[Dataset entries]
□ □ □ □ □ □ □

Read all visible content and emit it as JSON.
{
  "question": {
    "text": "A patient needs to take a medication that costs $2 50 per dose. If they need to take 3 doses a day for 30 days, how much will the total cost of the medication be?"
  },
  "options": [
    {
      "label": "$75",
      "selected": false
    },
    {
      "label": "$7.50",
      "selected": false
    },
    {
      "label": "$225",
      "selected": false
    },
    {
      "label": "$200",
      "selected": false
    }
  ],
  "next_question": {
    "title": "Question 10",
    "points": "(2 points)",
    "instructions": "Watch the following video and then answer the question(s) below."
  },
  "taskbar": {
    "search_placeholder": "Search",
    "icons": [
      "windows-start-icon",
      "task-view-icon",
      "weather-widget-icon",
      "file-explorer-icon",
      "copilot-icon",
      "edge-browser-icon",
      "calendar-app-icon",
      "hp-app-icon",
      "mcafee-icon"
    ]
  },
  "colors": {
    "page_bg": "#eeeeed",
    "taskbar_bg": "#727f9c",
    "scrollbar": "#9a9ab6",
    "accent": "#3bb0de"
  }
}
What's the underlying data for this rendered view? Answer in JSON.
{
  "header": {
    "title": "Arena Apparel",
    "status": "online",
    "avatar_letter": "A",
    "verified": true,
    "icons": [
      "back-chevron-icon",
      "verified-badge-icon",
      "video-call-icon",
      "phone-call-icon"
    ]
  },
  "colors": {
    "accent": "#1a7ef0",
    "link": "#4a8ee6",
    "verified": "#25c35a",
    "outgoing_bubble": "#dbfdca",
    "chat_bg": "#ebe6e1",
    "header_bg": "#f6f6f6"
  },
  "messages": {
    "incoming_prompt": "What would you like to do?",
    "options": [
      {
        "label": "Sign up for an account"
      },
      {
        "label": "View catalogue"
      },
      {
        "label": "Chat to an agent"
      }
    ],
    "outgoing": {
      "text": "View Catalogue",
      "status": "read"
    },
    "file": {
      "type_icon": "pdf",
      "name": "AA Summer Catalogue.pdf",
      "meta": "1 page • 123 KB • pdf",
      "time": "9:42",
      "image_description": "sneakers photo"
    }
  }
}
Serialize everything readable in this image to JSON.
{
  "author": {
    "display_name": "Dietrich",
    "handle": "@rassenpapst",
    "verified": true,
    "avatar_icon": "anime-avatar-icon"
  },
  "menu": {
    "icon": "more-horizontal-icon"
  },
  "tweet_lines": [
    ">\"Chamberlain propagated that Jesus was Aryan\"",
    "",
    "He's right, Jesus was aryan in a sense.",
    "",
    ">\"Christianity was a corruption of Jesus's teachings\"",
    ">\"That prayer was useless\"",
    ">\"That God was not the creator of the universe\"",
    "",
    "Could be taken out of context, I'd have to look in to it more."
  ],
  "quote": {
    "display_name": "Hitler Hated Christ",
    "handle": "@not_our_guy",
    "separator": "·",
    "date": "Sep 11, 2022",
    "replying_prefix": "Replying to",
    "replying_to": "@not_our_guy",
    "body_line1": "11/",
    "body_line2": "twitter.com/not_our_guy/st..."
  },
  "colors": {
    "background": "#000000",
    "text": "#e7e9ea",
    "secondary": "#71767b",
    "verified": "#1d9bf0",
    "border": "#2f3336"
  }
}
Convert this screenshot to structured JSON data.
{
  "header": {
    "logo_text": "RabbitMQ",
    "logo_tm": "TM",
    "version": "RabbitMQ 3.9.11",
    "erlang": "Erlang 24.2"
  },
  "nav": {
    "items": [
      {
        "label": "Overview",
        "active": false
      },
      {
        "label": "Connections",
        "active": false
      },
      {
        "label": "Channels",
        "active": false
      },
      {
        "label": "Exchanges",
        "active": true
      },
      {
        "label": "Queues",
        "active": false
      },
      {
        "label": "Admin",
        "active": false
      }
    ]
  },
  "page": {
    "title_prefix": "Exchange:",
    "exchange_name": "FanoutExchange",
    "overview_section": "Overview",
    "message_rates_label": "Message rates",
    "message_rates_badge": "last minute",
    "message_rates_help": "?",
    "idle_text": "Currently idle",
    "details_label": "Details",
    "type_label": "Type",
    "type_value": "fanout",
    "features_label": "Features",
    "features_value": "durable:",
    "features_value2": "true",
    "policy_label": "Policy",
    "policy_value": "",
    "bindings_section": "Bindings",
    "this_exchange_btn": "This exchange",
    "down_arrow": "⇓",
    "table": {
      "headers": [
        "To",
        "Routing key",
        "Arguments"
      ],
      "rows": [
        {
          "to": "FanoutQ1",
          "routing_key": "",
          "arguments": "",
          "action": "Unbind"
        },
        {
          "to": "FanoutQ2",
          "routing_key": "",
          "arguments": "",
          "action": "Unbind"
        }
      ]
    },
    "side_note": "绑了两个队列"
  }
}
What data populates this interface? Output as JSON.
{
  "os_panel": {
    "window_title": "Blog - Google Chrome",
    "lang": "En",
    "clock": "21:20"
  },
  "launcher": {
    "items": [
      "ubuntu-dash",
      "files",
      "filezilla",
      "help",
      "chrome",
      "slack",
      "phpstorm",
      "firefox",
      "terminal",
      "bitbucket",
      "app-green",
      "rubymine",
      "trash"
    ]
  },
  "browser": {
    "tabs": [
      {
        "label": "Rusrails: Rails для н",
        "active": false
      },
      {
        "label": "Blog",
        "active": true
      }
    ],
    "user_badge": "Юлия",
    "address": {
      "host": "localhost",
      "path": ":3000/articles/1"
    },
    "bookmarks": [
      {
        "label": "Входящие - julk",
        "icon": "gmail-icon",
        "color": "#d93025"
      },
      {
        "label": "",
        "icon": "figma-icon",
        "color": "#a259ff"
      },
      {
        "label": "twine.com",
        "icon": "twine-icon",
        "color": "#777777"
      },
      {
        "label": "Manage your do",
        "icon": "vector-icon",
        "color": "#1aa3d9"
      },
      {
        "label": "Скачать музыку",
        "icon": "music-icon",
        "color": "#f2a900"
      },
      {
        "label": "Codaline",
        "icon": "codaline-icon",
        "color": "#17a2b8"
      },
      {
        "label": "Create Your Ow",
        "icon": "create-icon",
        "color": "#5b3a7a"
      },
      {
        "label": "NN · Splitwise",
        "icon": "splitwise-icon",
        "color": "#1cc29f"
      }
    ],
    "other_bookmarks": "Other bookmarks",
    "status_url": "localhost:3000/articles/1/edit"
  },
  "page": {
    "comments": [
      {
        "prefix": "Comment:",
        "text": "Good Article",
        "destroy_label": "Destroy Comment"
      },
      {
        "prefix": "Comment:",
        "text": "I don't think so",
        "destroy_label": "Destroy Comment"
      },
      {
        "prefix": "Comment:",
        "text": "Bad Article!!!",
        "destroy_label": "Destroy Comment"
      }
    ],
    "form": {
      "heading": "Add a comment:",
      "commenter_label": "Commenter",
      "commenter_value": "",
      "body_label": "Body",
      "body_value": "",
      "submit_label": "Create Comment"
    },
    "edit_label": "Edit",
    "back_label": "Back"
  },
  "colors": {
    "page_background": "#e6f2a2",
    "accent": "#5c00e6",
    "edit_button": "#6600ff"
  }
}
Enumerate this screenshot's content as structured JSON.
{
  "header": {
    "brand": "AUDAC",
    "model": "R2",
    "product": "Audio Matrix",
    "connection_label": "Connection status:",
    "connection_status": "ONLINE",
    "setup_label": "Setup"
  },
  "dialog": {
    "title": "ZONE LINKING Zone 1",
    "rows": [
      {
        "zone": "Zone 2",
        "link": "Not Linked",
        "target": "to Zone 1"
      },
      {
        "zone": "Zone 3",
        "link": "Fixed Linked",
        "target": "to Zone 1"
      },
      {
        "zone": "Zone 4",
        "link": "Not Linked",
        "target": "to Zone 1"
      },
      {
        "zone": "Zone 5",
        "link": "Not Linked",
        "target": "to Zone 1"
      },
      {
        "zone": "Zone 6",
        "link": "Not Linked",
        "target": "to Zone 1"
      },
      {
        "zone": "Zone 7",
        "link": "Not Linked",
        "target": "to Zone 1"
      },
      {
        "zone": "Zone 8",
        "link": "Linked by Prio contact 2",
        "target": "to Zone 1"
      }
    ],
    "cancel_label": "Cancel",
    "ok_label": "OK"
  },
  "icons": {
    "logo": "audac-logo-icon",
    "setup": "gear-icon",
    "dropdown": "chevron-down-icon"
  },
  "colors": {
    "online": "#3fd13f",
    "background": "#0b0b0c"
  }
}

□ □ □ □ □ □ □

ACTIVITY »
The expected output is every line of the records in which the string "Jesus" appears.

EXERCISE SOLUTION »
    ">\"Chamberlain propagated that Jesus was Aryan\"",
    "He's right, Jesus was aryan in a sense.",
    ">\"Christianity was a corruption of Jesus's teachings\"",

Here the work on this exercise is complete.